“So, the boys grew. And Esau was a skilful hunter, a man of the field; but Jacob was a mild man, dwelling in tents. And Isaac loved Esau because he ate of his game, but Rebekah loved Jacob” (Genesis 25:27, 28).
Benjamin Lilly is known as one of the best hunters in America to ever live. As a kid he learned to track and hunt bears and cougars in the backwoods of Louisiana. When the U.S. government wanted to eradicate predators, Lilly signed up. In the early 1900s, he killed hundreds of grizzlies, cougars, and black bears in the West. People considered Ben as one of the toughest mountain men of that time.
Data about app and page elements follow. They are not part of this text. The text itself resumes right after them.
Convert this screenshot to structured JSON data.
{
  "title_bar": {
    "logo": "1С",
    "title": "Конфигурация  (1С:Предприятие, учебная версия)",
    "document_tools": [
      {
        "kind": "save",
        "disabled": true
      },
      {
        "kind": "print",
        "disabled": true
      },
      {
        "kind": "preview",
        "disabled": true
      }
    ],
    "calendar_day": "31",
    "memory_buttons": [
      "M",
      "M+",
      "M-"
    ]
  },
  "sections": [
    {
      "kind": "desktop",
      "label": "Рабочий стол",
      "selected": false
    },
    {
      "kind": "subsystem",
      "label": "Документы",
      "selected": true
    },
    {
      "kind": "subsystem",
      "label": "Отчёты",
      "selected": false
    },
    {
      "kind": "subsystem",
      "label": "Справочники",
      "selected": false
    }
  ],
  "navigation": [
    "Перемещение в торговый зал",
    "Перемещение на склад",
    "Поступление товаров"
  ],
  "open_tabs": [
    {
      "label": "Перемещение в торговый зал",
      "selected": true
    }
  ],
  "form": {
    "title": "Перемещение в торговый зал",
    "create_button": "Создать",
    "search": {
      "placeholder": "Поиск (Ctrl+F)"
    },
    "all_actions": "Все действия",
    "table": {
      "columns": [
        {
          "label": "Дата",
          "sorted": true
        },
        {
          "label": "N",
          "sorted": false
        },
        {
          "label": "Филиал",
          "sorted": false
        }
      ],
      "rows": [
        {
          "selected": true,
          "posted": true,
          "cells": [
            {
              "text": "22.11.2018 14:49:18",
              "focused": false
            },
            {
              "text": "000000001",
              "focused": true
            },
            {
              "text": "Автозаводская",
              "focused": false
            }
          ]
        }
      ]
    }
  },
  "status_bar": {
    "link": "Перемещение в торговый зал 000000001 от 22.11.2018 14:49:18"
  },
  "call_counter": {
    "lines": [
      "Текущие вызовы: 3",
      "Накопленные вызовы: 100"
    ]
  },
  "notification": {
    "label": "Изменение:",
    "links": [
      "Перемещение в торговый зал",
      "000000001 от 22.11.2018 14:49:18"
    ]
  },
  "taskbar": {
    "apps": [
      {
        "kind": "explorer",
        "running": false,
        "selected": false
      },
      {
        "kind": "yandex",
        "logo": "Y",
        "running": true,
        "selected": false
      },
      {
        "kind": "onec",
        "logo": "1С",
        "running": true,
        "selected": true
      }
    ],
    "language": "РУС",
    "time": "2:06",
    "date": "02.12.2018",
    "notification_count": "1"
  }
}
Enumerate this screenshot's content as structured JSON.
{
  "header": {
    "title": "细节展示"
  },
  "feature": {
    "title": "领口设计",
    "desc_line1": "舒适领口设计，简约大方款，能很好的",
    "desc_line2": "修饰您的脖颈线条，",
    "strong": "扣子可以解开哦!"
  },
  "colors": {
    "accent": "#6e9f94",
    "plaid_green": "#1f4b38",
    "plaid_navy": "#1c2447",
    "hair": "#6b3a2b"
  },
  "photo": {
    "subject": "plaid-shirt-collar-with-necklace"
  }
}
Ol’ Lilly was described as an unfathomable and wild Southern character. He practiced simple living and outdoor freedom. From Louisiana to Arizona and from Idaho to Mexico, Ben roamed and hunted big game. He even guided President Theodore Roosevelt on hunting expeditions. He was known to say, “Anyone can kill a deer, but it takes a man to kill a varmint,” meaning bears, mountain lions, and wolves.” Folktales of his exploits have been exaggerated, but one thing was certainly true—Ben Lilly was an amazing character.
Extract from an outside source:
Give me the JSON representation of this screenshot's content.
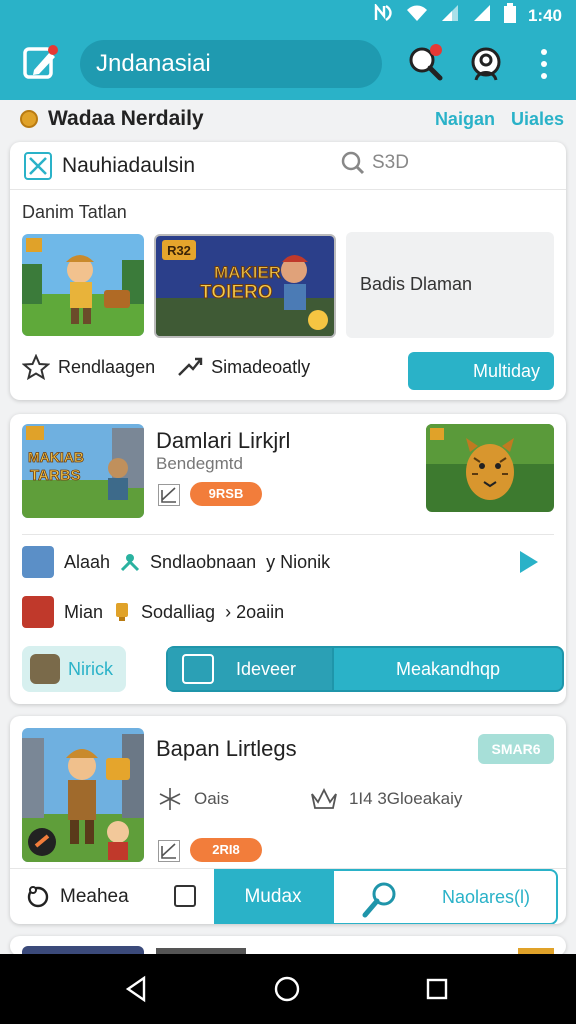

Esau liked tracking big game. He was the eldest son of Isaac and Rebekah and the twin brother of Jacob. Most stories in the Bible present a great contrast between Esau and his brother. He was an outdoorsman, a hunter, and a real man’s man. His father favoured this son who lived life in the present. But even though he could chase down and bring home game, Esau was impulsive.
Coming back from a long hunt, the elder brother was famished. When he asked his younger brother to cook him a meal, Jacob, who had longed for the family birthright, took advantage of his impetuous brother. For a bowl of soup, Esau gave away his rights as the eldest.
Fearless yet foolish. Daring but rash. Esau was a contradictory character—tough on the outside, but weak of character.
O Lord, may I be fearless, but only in Your strength. May I be daring, but only on Your missions.
For Further Study: Gen. 25:21–34; Joshua 1:9; 1 Corinthians 16:13, 14